There is however an important exception being brought in to deal with the issue of employees returning from maternity/ paternity/ adoption / shared parental leave or parental bereavement leave who had not previously been furloughed but who are due back in the next few months. Such employees may find that their planned childcare arrangements have fallen through or that their post would have been furloughed if they had been at work since March.
The new guidance allows such employees returning after 10th June to be furloughed you can furlough an employee returning from statutory parental leave after 10th June even if you are furloughing them for the first time. You may do this provided that:
• you have previously submitted a claim for any other employee in your organisation in relation to a furlough period of at least 3 consecutive weeks taking place any time between 1st March 2020 and 30th June
• the employee you wish to furlough for the first time started maternity, shared parental, adoption, paternity and parental bereavement leave before 10th June and has returned from that leave after 10th June
• the employee was on your PAYE payroll on or before 19th March 2020. This means an RTI submission notifying payment in respect of that employee to HMRC must have been made on or before 19th March 2020
When calculating the maximum number of employees, you can claim for, the number of employees you are furloughing for the first time due to them returning from parental leave should be ADDED to any previous maximum.
This means the maximum number of employees you can claim for in these circumstances, is the maximum you claimed for in any one claim before 30 June, plus any employees that you are furloughing for the first time due to them returning from parental leave. But remember that this only applies up to the end of the scheme in October.
From 1st August 2020, the level of grant will be reduced each month until the scheme finishes in October. To be eligible for the grant employers must pay furloughed employees 80% of their wages, up to a cap of £2,500 per month for the time they are being furloughed.
The timetable for changes and the phasing out contributions to the scheme was set out in a previous article https://cheringtonhr.com/news/590

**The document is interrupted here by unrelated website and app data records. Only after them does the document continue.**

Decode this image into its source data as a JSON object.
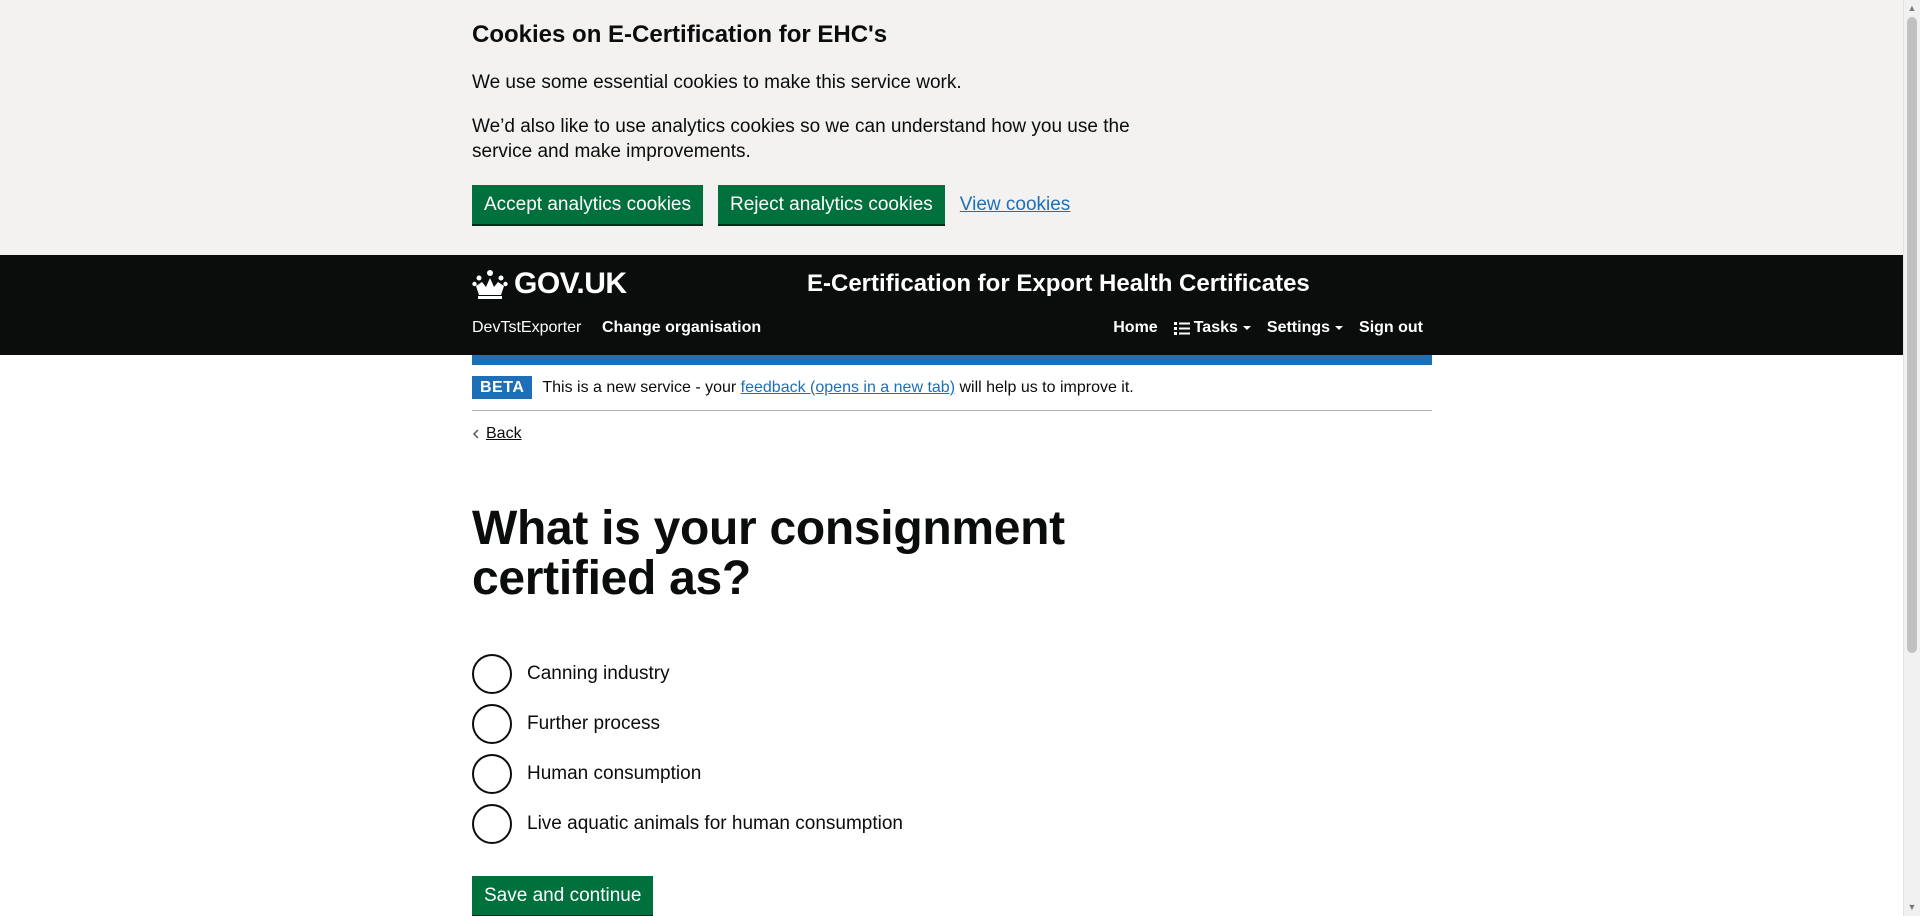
{
  "cookie_banner": {
    "title": "Cookies on E-Certification for EHC's",
    "paragraph1": "We use some essential cookies to make this service work.",
    "paragraph2": "We’d also like to use analytics cookies so we can understand how you use the service and make improvements.",
    "accept_label": "Accept analytics cookies",
    "reject_label": "Reject analytics cookies",
    "view_label": "View cookies"
  },
  "header": {
    "logo_text": "GOV.UK",
    "service_name": "E-Certification for Export Health Certificates",
    "organisation": "DevTstExporter",
    "change_org_label": "Change organisation",
    "nav": {
      "home": "Home",
      "tasks": "Tasks",
      "settings": "Settings",
      "sign_out": "Sign out"
    }
  },
  "phase_banner": {
    "tag": "BETA",
    "text_before": "This is a new service - your ",
    "link_text": "feedback (opens in a new tab)",
    "text_after": " will help us to improve it."
  },
  "back_label": "Back",
  "question": {
    "heading": "What is your consignment certified as?",
    "options": [
      "Canning industry",
      "Further process",
      "Human consumption",
      "Live aquatic animals for human consumption"
    ]
  },
  "save_label": "Save and continue",
  "colors": {
    "header_bg": "#0b0c0c",
    "button_green": "#00703c",
    "link_blue": "#1d70b8",
    "banner_bg": "#f3f2f1"
  }
}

. Wage caps will be proportional to the hours an employee is furloughed. For example, an employee is entitled to 60% of the £2,500 cap if they are placed on furlough for 60% of their usual hours.
This means that the calculations that you will need to do for payroll and to claim the CJRS grant are fiendishly complicated, but the government have provided a worked example at: https://www.gov.uk/government/publications/find-examples-to-help-you-work-out-80-of-your-employees-wages/example-of-a-full-calculation-for-an-employee-who-is-flexibly-furloughed
So please be patient with your payroll provider as this is going to take extra time to process!
And lastly, if you are contemplating making roles redundant, please note that you cannot claim for the statutory (or company) redundancy payments as part of the furlough submission. Also be aware that you cannot claim any payments in lieu of notice, but you can use furlough periods for people to serve their notice or take annual leave (but remember that you have to top this up to 100% rather than pay them at a lower rate for the duration of this period.) If you need assistance with any of this, please get in touch.